Roof Rack Advice|How To Avoid a Gear-Wrenching Mistake
When it comes to roof rack advice, specifically, the topic of how to remember you have bikes, kayaks or a cargo box on the roof before you pull into an unforgiving garage, I’m embarrassed to say I know what I’m talking about from personal experience. It happened last summer after a fantastic day of kayaking. As I pulled into our driveway, I pushed the button on the garage door opener and suggested to my wife in the passenger seat that we enjoy a cold beer on the front porch. My anticipation of the first frigid sip of Harpoon IPA was shattered by the sudden, sickening CRUNCH of our kayaks colliding with the roof of our garage.
Once I got the expletives out of my system, I put the car in reverse, backed into the driveway, took a deep breath and got out to survey the damage. Fortunately, I got away with a few scratches and a minor crimp in the front of my kayak and no noticeable damage to Brenda’s kayak or our garage door frame whatsoever. My two front Thule kayak roof racks and the roof below them were not so lucky. The sudden downforce flattened my Subaru Forrester’s front cross bar, which caused both front roof racks to embed themselves in the roof. I ended up with four circular dings on the roof of my car–one ding for each screw holding the roof racks to the cross bar.
As infuriating as the experience was, I know I was very lucky. I wasn’t going more than 2mph when my kayaks smacked into the roof and I hit the brakes immediately. Had I been going faster or reacted later, I could have dented or cracked the hulls of our kayaks or done damage to my roof beyond the reach of my amateur auto body repair skills. While I felt like a total idiot, I know thousands of kayaks, bikes and cargo boxes suffer similar fates when drivers like me pull into a parking garage, car port or restaurant drive thru with gear on the roofs of their vehicles.
To help you avoid the indignity of destroying your gear in the most humiliating way possible, here’s some roof rack advice I’ve used myself along with some ideas our customers provided when I posed the question on the Eastern Mountain Sports Facebook page:
The Garage Door Warning System
Simple to make and easy to apply, I keep this sign in the cockpit of my kayak so I see it as soon as I attempt to load my boat onto my car. The first time I employed this technique I put the sign on the garage door and quickly realized that if I was distracted, the door (along with the sign) could have gone up before I saw it. Now I hang it on the garage door frame.
The Remote Control Warning System

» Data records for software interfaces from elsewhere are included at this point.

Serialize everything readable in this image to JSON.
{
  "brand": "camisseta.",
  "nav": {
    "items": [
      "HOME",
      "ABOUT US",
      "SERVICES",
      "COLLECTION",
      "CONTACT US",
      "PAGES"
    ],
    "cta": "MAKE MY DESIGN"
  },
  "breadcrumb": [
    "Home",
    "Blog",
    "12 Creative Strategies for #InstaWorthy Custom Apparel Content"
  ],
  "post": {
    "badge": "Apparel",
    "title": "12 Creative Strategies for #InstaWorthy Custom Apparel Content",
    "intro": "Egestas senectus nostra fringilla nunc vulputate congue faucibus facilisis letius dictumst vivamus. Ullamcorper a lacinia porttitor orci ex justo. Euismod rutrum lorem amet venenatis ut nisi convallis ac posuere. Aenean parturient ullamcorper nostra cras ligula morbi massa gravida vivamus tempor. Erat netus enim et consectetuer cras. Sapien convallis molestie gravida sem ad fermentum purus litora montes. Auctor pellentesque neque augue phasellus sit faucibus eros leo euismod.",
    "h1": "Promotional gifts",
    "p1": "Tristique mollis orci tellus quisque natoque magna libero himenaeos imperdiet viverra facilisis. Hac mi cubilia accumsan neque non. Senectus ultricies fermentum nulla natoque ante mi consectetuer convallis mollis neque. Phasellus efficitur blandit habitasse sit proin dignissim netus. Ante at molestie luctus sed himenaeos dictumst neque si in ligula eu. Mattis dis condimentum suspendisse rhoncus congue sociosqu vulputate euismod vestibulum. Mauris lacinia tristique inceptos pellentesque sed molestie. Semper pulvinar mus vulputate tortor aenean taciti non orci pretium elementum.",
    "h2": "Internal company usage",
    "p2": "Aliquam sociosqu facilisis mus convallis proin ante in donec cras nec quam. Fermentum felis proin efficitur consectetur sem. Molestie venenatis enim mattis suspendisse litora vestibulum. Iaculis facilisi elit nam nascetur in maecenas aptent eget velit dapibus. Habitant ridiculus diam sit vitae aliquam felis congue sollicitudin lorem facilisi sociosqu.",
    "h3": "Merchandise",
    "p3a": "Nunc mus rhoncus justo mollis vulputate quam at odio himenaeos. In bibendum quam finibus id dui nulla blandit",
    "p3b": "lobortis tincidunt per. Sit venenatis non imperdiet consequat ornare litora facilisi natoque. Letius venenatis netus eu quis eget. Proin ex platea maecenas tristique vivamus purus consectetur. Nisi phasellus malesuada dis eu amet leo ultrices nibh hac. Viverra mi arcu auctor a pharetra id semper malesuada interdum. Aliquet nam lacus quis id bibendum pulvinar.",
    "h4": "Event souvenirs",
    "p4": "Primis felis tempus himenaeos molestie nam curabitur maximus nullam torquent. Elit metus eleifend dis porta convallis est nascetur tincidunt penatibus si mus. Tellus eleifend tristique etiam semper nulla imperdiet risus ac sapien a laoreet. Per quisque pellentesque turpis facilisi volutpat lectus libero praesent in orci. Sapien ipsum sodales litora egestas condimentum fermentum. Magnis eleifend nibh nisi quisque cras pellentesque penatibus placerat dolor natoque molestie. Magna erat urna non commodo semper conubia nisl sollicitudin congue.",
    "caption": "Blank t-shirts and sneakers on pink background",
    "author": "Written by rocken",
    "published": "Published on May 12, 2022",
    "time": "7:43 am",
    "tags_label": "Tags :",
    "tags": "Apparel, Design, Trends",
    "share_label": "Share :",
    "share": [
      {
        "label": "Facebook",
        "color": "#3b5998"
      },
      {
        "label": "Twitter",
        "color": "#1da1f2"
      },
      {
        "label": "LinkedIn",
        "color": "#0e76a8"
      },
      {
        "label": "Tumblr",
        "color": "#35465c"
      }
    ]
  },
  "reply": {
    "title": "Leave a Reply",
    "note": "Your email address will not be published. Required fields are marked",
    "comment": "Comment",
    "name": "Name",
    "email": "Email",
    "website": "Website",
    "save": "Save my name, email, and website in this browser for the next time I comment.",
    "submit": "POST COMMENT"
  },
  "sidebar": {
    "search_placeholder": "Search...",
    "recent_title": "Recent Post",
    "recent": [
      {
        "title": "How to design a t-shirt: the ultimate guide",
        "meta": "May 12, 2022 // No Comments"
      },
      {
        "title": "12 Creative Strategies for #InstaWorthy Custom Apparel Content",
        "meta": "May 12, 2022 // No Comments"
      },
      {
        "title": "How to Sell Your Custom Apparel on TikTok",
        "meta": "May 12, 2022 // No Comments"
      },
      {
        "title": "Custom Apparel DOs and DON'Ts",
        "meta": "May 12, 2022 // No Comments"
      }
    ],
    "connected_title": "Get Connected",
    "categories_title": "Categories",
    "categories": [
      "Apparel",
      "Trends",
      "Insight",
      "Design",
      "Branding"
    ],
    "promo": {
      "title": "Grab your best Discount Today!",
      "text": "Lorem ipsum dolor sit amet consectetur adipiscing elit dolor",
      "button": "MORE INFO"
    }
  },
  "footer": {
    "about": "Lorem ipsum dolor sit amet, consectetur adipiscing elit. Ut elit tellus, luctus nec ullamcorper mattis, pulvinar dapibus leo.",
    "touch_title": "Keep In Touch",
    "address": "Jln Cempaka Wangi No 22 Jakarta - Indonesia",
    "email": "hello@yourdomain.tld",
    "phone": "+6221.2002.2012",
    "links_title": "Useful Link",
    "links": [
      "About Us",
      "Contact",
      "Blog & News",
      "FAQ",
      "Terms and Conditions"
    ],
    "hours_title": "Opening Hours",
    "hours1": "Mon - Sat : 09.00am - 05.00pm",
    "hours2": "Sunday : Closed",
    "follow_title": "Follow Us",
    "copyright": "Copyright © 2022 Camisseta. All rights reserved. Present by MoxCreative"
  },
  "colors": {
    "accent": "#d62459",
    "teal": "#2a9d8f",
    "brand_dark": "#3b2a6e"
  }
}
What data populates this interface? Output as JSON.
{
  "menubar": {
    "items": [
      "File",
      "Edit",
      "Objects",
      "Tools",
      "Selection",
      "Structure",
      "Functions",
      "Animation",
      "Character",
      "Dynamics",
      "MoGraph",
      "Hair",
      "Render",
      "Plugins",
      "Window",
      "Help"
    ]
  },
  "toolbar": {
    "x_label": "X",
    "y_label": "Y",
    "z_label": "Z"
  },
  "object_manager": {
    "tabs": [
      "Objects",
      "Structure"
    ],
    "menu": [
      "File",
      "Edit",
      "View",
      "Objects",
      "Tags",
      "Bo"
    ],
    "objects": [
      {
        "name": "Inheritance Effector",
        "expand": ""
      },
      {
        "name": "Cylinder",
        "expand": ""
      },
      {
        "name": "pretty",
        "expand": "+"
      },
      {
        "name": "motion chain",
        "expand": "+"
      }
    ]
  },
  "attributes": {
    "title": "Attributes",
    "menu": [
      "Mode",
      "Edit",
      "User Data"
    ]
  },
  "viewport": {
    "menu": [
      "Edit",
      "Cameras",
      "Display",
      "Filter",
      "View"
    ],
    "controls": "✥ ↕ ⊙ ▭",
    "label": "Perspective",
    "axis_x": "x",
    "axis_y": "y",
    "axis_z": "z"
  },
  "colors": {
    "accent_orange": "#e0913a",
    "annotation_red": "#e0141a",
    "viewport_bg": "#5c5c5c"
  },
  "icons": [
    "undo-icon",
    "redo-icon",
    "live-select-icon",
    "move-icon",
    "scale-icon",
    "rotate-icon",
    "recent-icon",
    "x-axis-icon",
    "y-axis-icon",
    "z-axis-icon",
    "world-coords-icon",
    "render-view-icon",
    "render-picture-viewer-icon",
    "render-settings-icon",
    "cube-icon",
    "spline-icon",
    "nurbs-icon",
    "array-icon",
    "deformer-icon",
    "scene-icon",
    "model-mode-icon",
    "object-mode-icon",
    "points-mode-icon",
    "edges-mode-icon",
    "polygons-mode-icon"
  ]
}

A standard sticky note and a red marker are all it takes to make this fairly fool-proof early warning system. To prevent this sign from eventually blending in with my car’s interior, I pull it off the remote after each use and create new ones as needed.
The Remote Control Avoidance Maneuver
Still worried about waking your brain from cruise control before pulling into your driveway? Take the extra step and stash your remote in your glove box, center console or anyplace else that forces you to think: “Where’s the damn remote and why the hell isn’t it on my visor?” If this extra step is necessary for you, I can’t guarantee you’ll make the connection so you may also want to deploy….
The Garage Door Blockade
This awesome bit of roof rack advice was from a Facebook fan and I absolutely love it. Plant something conspicuous in front of your garage door or carport that requires you to stop, get out of your car to remove the obstacle and then (hopefully) notice the kayaks, bikes or cargo boxes strapped to the roof of your vehicle. It’s brilliant, provided you remember to place the obstacle before you leave.
The Mobile Warning System
If you’ve been thinking to yourself: “This roof rack advice is fine for home, but what about when you’re on the road and in the path of malicious parking garages, ferry terminals and drive thru restaurant overhangs?” That’s where the dashboard solution is perfect. Be super smart and measure the height of your load from the ground up. Add an extra six inches to be safe and write the figure on your sign. Another Facebook fan suggested hanging a warning from the rear view mirror. It’s a fine idea, but I personally don’t need another distraction on the road. Plopping Fred Sanford on my dashboard is the ultimate wake up call no matter where adventure takes me. When in doubt, a combination of more than one tactic is never a bad idea.
How do YOU remember you’ve got stuff on your roof? Leave a comment and share your best roof rack advice or worst gear crushing story and help someone extend the life of their gear!